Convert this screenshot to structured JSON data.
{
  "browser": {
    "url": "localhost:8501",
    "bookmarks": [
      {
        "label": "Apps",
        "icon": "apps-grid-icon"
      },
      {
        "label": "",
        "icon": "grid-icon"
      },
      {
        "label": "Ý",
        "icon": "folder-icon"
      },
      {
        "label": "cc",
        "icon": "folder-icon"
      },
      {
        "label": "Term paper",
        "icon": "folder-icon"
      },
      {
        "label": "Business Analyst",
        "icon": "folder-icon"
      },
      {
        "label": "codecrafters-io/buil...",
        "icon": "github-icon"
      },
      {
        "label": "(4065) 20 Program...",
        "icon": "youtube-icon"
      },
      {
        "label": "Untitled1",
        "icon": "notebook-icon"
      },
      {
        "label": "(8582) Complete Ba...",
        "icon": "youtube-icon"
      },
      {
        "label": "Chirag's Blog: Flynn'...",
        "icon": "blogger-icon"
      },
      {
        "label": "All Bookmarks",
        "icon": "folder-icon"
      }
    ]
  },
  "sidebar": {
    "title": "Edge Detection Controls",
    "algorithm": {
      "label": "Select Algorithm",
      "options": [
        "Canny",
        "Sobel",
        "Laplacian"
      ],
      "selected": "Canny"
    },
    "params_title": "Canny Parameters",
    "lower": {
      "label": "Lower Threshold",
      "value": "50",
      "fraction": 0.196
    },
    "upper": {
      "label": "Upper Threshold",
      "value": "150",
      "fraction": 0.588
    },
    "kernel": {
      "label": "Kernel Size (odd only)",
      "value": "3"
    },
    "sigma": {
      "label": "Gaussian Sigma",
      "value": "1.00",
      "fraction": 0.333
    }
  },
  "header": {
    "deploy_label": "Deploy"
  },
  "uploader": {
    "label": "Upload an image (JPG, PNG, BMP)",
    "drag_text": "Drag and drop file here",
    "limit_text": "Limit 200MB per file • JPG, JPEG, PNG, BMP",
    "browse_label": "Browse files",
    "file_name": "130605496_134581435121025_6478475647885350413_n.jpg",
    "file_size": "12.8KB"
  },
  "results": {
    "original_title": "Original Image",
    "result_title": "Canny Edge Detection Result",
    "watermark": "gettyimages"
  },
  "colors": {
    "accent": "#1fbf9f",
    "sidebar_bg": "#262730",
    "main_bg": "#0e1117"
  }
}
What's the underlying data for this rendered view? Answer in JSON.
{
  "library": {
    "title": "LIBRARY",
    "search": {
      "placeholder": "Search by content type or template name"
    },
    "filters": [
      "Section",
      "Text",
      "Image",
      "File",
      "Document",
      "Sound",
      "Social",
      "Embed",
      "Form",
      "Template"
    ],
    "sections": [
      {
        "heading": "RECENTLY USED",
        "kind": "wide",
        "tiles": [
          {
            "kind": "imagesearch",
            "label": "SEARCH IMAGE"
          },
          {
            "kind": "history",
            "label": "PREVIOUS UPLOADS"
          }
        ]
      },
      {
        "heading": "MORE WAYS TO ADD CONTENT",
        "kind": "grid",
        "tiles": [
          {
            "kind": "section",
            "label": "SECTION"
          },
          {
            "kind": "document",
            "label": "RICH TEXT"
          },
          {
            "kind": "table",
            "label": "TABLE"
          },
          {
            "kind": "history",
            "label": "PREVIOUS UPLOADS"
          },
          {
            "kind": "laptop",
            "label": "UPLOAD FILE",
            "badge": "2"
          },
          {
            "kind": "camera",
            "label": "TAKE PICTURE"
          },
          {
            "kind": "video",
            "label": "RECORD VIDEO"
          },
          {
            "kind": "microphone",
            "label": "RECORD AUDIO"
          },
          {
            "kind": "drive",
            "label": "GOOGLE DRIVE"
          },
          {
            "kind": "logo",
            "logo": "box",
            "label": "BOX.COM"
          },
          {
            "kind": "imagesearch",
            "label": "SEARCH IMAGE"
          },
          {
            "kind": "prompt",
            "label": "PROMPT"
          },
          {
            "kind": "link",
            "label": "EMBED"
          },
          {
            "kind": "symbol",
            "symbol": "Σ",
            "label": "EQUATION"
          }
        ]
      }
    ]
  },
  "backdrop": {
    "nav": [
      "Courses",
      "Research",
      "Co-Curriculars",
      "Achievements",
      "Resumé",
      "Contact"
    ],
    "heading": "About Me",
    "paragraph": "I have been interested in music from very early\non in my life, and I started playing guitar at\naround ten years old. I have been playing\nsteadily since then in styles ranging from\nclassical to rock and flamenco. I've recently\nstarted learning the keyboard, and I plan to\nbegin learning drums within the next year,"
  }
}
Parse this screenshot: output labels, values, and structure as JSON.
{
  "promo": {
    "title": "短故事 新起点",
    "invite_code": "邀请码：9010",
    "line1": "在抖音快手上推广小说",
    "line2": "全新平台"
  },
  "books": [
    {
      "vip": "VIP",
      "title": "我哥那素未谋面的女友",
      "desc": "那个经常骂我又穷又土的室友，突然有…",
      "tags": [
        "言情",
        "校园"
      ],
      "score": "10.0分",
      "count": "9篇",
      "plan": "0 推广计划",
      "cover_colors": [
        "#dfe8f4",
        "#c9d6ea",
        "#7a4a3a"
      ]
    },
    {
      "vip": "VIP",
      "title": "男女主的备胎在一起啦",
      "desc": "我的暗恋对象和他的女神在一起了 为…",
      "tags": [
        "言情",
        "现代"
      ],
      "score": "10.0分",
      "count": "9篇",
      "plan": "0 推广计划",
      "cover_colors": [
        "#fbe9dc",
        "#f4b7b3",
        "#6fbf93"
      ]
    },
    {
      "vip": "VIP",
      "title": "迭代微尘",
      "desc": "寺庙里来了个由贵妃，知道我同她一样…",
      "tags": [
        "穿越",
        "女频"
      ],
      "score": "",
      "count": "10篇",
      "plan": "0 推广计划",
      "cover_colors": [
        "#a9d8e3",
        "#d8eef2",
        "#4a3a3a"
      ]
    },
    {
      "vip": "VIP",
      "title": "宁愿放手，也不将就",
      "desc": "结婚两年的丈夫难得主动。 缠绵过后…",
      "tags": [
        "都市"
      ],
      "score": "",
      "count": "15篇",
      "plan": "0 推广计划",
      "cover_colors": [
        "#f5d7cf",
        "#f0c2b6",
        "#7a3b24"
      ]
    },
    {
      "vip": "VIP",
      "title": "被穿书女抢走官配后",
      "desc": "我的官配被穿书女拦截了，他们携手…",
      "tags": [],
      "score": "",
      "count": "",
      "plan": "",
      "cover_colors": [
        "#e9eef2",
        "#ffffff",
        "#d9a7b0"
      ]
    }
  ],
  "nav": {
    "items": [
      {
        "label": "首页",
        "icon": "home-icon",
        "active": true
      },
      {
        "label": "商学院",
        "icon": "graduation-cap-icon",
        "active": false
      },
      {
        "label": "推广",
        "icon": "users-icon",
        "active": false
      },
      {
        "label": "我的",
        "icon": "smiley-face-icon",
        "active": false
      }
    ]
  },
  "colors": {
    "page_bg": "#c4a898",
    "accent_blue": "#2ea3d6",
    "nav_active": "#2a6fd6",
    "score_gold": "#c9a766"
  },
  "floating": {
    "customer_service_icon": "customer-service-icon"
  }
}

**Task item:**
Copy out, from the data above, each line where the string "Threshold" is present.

**Finished task:**
      "label": "Lower Threshold",
      "label": "Upper Threshold",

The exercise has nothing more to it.